**What is required:**
When counting, include every line of the data that holds "title", then state the total alone.

[Website and app data records]
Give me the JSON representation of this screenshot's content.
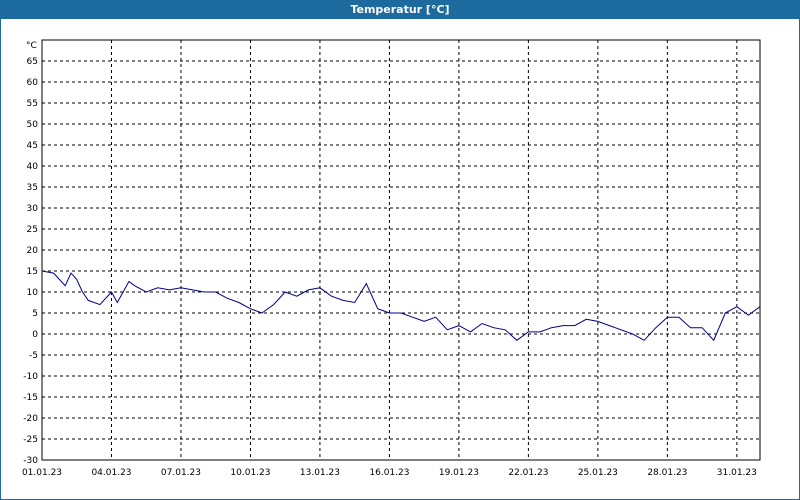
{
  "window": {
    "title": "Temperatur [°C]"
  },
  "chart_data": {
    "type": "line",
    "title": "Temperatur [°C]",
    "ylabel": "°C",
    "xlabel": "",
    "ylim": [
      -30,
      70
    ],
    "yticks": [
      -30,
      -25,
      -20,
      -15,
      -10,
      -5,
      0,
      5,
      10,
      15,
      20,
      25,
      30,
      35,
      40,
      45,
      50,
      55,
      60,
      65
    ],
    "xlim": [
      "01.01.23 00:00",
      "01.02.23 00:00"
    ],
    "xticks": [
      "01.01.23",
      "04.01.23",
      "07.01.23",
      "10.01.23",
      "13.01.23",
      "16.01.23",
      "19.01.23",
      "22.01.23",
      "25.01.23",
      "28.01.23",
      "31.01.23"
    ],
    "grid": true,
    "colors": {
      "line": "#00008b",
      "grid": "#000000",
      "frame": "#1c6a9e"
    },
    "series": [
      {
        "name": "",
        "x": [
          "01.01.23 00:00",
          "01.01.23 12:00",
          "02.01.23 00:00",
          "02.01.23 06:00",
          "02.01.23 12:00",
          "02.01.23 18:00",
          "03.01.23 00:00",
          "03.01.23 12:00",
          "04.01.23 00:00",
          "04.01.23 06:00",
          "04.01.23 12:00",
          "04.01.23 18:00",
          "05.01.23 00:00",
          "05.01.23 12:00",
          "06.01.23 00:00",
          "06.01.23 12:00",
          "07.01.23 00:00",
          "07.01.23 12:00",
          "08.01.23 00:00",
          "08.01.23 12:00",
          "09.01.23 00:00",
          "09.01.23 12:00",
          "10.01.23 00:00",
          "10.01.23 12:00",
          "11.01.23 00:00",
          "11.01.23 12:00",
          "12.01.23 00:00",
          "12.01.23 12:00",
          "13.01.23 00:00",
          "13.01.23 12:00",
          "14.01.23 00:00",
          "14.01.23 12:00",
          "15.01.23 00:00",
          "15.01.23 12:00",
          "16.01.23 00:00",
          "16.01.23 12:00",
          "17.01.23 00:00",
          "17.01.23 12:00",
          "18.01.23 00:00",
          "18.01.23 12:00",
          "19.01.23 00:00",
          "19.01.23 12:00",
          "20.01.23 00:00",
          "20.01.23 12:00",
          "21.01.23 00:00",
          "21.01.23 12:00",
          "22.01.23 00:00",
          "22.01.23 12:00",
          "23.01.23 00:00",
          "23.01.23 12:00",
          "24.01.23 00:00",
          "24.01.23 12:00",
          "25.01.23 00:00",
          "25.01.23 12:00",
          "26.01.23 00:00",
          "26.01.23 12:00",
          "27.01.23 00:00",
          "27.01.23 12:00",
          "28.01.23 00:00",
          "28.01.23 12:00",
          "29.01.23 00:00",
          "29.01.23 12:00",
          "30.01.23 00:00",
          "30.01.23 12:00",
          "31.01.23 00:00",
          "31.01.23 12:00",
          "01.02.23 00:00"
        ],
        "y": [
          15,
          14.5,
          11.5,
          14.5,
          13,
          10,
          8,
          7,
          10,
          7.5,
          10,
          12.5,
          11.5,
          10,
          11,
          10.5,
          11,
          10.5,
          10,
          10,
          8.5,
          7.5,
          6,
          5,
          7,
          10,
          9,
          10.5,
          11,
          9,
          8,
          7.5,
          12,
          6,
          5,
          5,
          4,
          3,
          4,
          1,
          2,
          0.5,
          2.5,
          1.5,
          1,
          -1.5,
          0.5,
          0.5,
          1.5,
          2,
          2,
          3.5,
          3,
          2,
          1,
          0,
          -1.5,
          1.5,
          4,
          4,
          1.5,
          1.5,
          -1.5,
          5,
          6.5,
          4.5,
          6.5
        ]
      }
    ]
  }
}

**The completed task:**
2